"They never finished that dike," Cook said of ice-covered Lake Winnipeg. "It was just a thin wall of clay. They never seeded it. They never put landscape cloth on it and they certainly didn't armour it with rocks. Now there are only shards of the dike left. It's so susceptible."
Cook said in addition to the risk to her property is the threat to the nearby Winnipeg Beach sewage lagoon. A berm protects the lagoon but the lake is inching ever so slowly towards it.
"This is stuff that can't wait," Cook said. "As soon as the ice is off that lake, we're done."
The dike was built in the late summer of 2005 when high lake levels threatened properties throughout the south basin, including in Gimli. Between 2005 and 2007, the province spent $12 million to build 50 kilometres of dikes, including replacing dikes first built in 1974.
Most of the earthen dikes were built at a height of 724 feet above sea level to protect communities from a one-in-50-years storm. The province now forecasts the lake to be at a wind-eliminated level of 716 feet in June.
"One of the challenges, quite frankly, is going to be is just how high the lake levels are going to be," Ashton said. "Until you see the full draining through the system, it's hard to get a gauge on it."
Besides the threat from a storm, sewage lagoons on the east side of Lake Winnipeg are also at risk of overflowing due to rainstorms.

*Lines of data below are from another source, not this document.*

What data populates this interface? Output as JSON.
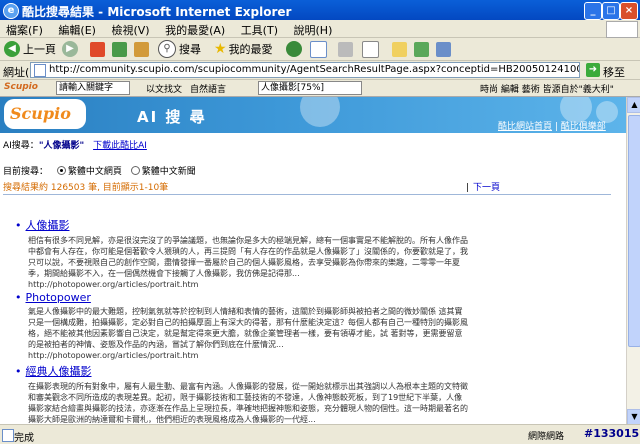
{
  "window": {
    "title": "酷比搜尋結果 - Microsoft Internet Explorer",
    "ie_icon": "e"
  },
  "menu": [
    "檔案(F)",
    "編輯(E)",
    "檢視(V)",
    "我的最愛(A)",
    "工具(T)",
    "說明(H)"
  ],
  "toolbar": {
    "back": "上一頁",
    "search": "搜尋",
    "favorites": "我的最愛"
  },
  "address": {
    "label": "網址(D)",
    "url": "http://community.scupio.com/scupiocommunity/AgentSearchResultPage.aspx?conceptid=HB20050124100136435420050613170",
    "go": "移至"
  },
  "links_bar": {
    "brand": "Scupio",
    "dropdown1": "請輸入關鍵字",
    "item1": "以文找文",
    "item2": "自然語言",
    "dropdown2": "人像攝影[75%]",
    "item3": "時尚 編輯 藝術 皆源自於\"義大利\""
  },
  "banner": {
    "logo": "Scupio",
    "title": "AI 搜 尋",
    "link1": "酷比網站首頁",
    "link2": "酷比俱樂部"
  },
  "ai_line": {
    "prefix": "AI搜尋：",
    "keyword": "\"人像攝影\"",
    "download": "下載此酷比AI"
  },
  "scope": {
    "label": "目前搜尋：",
    "option1": "繁體中文網頁",
    "option2": "繁體中文新聞"
  },
  "summary": "搜尋結果約 126503 筆, 目前顯示1-10筆",
  "nextpage": "下一頁",
  "results": [
    {
      "title": "人像攝影",
      "snippet": "相信有很多不同見解，亦是很沒完沒了的爭論議題，也無論你是多大的極端見解，總有一個事實是不能解脫的。所有人像作品中都會有人存在，你可能是個著歡令人猥瑣的人，再三提問「有人存在的作品就是人像攝影了」沒關係的，你要歡就是了，我只可以說，不要視限自己的創作空間，盡情發揮一番屬於自己的個人攝影風格，去享受攝影為你帶來的樂趣，二零零一年夏季，期間給攝影不入，在一個偶然機會下接觸了人像攝影，我仿佛是記得那...",
      "url": "http://photopower.org/articles/portrait.htm"
    },
    {
      "title": "Photopower",
      "snippet": "氣是人像攝影中的最大難題，控制氣氛就等於控制到人情緒和表情的藝術，這關於到攝影師與被拍者之間的微妙關係 這其實只是一個構成難，拍攝攝影，定必對自己的拍攝厚面上有深大的得著，那有什麼能決定這？每個人都有自己一種特別的攝影風格，絕不能被其他因素影響自己決定，就是幫定得來更大膽，就像企業管理者一樣，要有領導才能，試 著對等，更需要留意的是被拍者的神情、姿態及作品的內涵，嘗試了解你們到底在什麼情況...",
      "url": "http://photopower.org/articles/portrait.htm"
    },
    {
      "title": "經典人像攝影",
      "snippet": "在攝影表現的所有對象中，屬有人最生動、最富有內涵。人像攝影的發展，從一開始就標示出其強調以人為根本主題的文特徵和審美觀念不同所造成的表現差異。起初，限于攝影技術和工藝技術的不發達，人像神態較死板，到了19世紀下半葉，人像攝影家結合繪畫與攝影的技法，亦逐漸在作品上呈現拉長，準確地把握神態和姿態，充分體現人物的個性。這一時期最著名的攝影大師是歐洲的納達爾和卡爾札，他們相近的表現風格成為人像攝影的一代經...",
      "url": ""
    }
  ],
  "statusbar": {
    "done": "完成",
    "zone": "網際網路",
    "number": "#133015"
  }
}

Two years ago, heavy rainfall overloaded waste-water treatment lagoons in Gimli and Winnipeg Beach, forcing Manitoba Conservation to authorize an emergency release of waste water into Lake Winnipeg.

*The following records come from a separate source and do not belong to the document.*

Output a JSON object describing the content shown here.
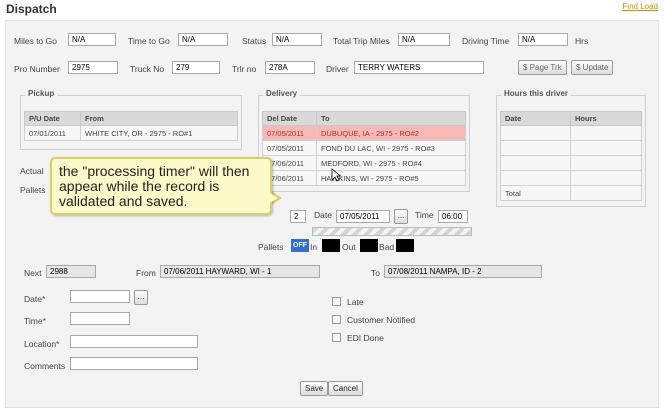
{
  "header": {
    "title": "Dispatch",
    "find_load": "Find Load"
  },
  "row1": {
    "miles_to_go_label": "Miles to Go",
    "miles_to_go": "N/A",
    "time_to_go_label": "Time to Go",
    "time_to_go": "N/A",
    "status_label": "Status",
    "status": "N/A",
    "total_trip_miles_label": "Total Trip Miles",
    "total_trip_miles": "N/A",
    "driving_time_label": "Driving Time",
    "driving_time": "N/A",
    "hrs_label": "Hrs"
  },
  "row2": {
    "pro_number_label": "Pro Number",
    "pro_number": "2975",
    "truck_no_label": "Truck No",
    "truck_no": "279",
    "trlr_no_label": "Trlr no",
    "trlr_no": "278A",
    "driver_label": "Driver",
    "driver": "TERRY WATERS",
    "page_trk_button": "$ Page Trk",
    "update_button": "$ Update"
  },
  "pickup": {
    "legend": "Pickup",
    "headers": [
      "P/U Date",
      "From"
    ],
    "rows": [
      [
        "07/01/2011",
        "WHITE CITY, OR - 2975 - RO#1"
      ]
    ]
  },
  "delivery": {
    "legend": "Delivery",
    "headers": [
      "Del Date",
      "To"
    ],
    "rows": [
      [
        "07/05/2011",
        "DUBUQUE, IA - 2975 - RO#2"
      ],
      [
        "07/05/2011",
        "FOND DU LAC, WI - 2975 - RO#3"
      ],
      [
        "07/06/2011",
        "MEDFORD, WI - 2975 - RO#4"
      ],
      [
        "07/06/2011",
        "HAWKINS, WI - 2975 - RO#5"
      ]
    ]
  },
  "hours": {
    "legend": "Hours this driver",
    "headers": [
      "Date",
      "Hours"
    ],
    "total_label": "Total"
  },
  "left_labels": {
    "actual": "Actual",
    "pallets": "Pallets"
  },
  "mid": {
    "stop_value": "2",
    "date_label": "Date",
    "date_value": "07/05/2011",
    "time_label": "Time",
    "time_value": "06:00"
  },
  "pallets_row": {
    "label": "Pallets",
    "off": "OFF",
    "in": "In",
    "out": "Out",
    "bad": "Bad"
  },
  "tooltip": {
    "text": "the \"processing timer\" will then appear while the record is validated and saved."
  },
  "next_row": {
    "next_label": "Next",
    "next_value": "2988",
    "from_label": "From",
    "from_value": "07/06/2011 HAYWARD, WI - 1",
    "to_label": "To",
    "to_value": "07/08/2011 NAMPA, ID - 2"
  },
  "form": {
    "date_label": "Date*",
    "time_label": "Time*",
    "location_label": "Location*",
    "comments_label": "Comments",
    "picker_button": "..."
  },
  "checks": {
    "late": "Late",
    "customer_notified": "Customer Notified",
    "edi_done": "EDI Done"
  },
  "actions": {
    "save": "Save",
    "cancel": "Cancel"
  }
}
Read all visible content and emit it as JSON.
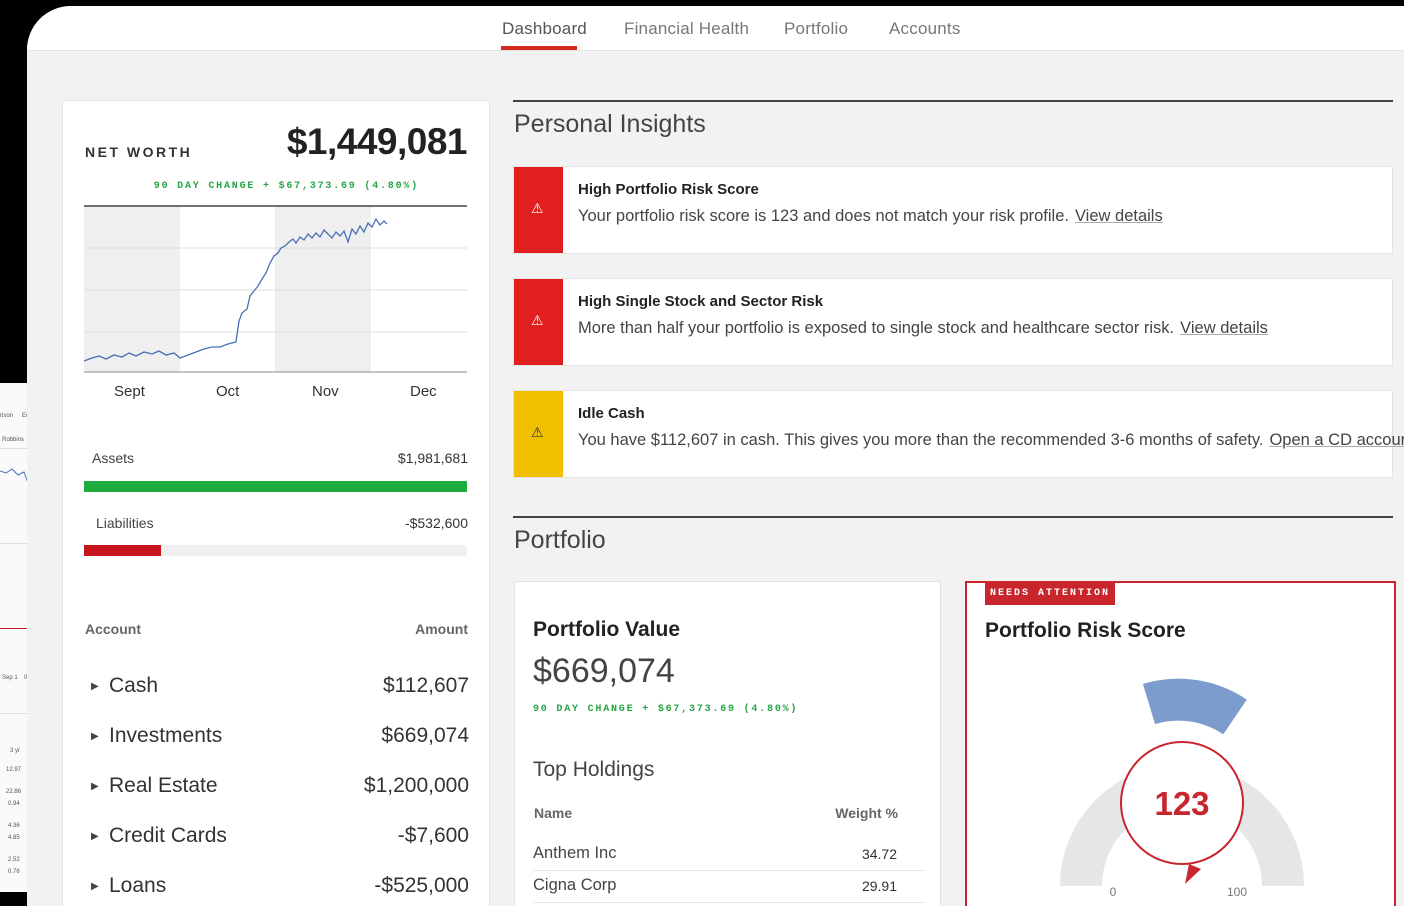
{
  "tabs": [
    {
      "label": "Dashboard",
      "active": true
    },
    {
      "label": "Financial Health",
      "active": false
    },
    {
      "label": "Portfolio",
      "active": false
    },
    {
      "label": "Accounts",
      "active": false
    }
  ],
  "net_worth": {
    "label": "NET WORTH",
    "value": "$1,449,081",
    "change": "90 DAY CHANGE + $67,373.69  (4.80%)",
    "months": [
      "Sept",
      "Oct",
      "Nov",
      "Dec"
    ],
    "assets": {
      "label": "Assets",
      "value": "$1,981,681",
      "fill": 1.0
    },
    "liabilities": {
      "label": "Liabilities",
      "value": "-$532,600",
      "fill": 0.2
    },
    "table_headers": {
      "account": "Account",
      "amount": "Amount"
    },
    "accounts": [
      {
        "name": "Cash",
        "amount": "$112,607"
      },
      {
        "name": "Investments",
        "amount": "$669,074"
      },
      {
        "name": "Real Estate",
        "amount": "$1,200,000"
      },
      {
        "name": "Credit Cards",
        "amount": "-$7,600"
      },
      {
        "name": "Loans",
        "amount": "-$525,000"
      }
    ]
  },
  "insights": {
    "title": "Personal Insights",
    "items": [
      {
        "title": "High Portfolio Risk Score",
        "body": "Your portfolio risk score is 123 and does not match your risk profile.",
        "link": "View details",
        "color": "#e21f1f"
      },
      {
        "title": "High Single Stock and Sector Risk",
        "body": "More than half your portfolio is exposed to single stock and healthcare sector risk.",
        "link": "View details",
        "color": "#e21f1f"
      },
      {
        "title": "Idle Cash",
        "body": "You have $112,607 in cash. This gives you more than the recommended 3-6 months of safety.",
        "link": "Open a CD account",
        "color": "#f0c000"
      }
    ]
  },
  "portfolio": {
    "title": "Portfolio",
    "value_card": {
      "title": "Portfolio Value",
      "value": "$669,074",
      "change": "90 DAY CHANGE + $67,373.69  (4.80%)",
      "holdings_title": "Top Holdings",
      "headers": {
        "name": "Name",
        "weight": "Weight %"
      },
      "holdings": [
        {
          "name": "Anthem Inc",
          "weight": "34.72"
        },
        {
          "name": "Cigna Corp",
          "weight": "29.91"
        }
      ]
    },
    "risk_card": {
      "badge": "NEEDS ATTENTION",
      "title": "Portfolio Risk Score",
      "score": "123",
      "min": "0",
      "max": "100"
    }
  },
  "background_window": {
    "labels": [
      "rison",
      "Eq",
      "Robbins",
      "Sep 1",
      "0",
      "3 yr",
      "12.97",
      "22.86",
      "0.94",
      "4.36",
      "4.85",
      "2.52",
      "0.76"
    ]
  },
  "colors": {
    "accent": "#d52b1e",
    "positive": "#27a444",
    "assets_bar": "#1eac3e",
    "liabilities_bar": "#c8141c",
    "warning": "#f0c000"
  }
}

Watching the rivers
The forecast crest of the Red River will be below 2009 levels for all points on the river.
The crests of the Red and Assiniboine rivers will likely coincide in Winnipeg on April 30.
The Assiniboine River crest in Brandon is expected May 2.
The earlier crest in Winnipeg is due to the Portage Diversion, which funnels water from the Assiniboine into Lake Manitoba, officials said.
Water levels at James Avenue in downtown Winnipeg increased 0.23 feet from Tuesday to Wednesday to 18.59 feet. Flows on the river downtown are about 52,600 cubic feet per second. Flows in the Red River Floodway are about 32,900 cfs and are expected to increase when the crest arrives.
The Wawanesa School was closed Tuesday after water seeped into its basement crawl space. The school is near the Souris River, which crested Tuesday. High flows are expected for the next few days. Students are attending classes in other town buildings.
1,984 people have been displaced from their homes, mostly due to road closures.
There are 23 rural municipalities with states of local emergency.
Officials say they won't know the true extent of flood damage until after water recedes. More than 590 municipal roads and 78 roads have been affected by flooding, with many rural roads partially washed out.
The STARS air ambulance has flown 33 trips and conducted 17 patient transports since April 1. The 17 patient transports included heart attacks, strokes, trauma incidents and urgent pediatric cases.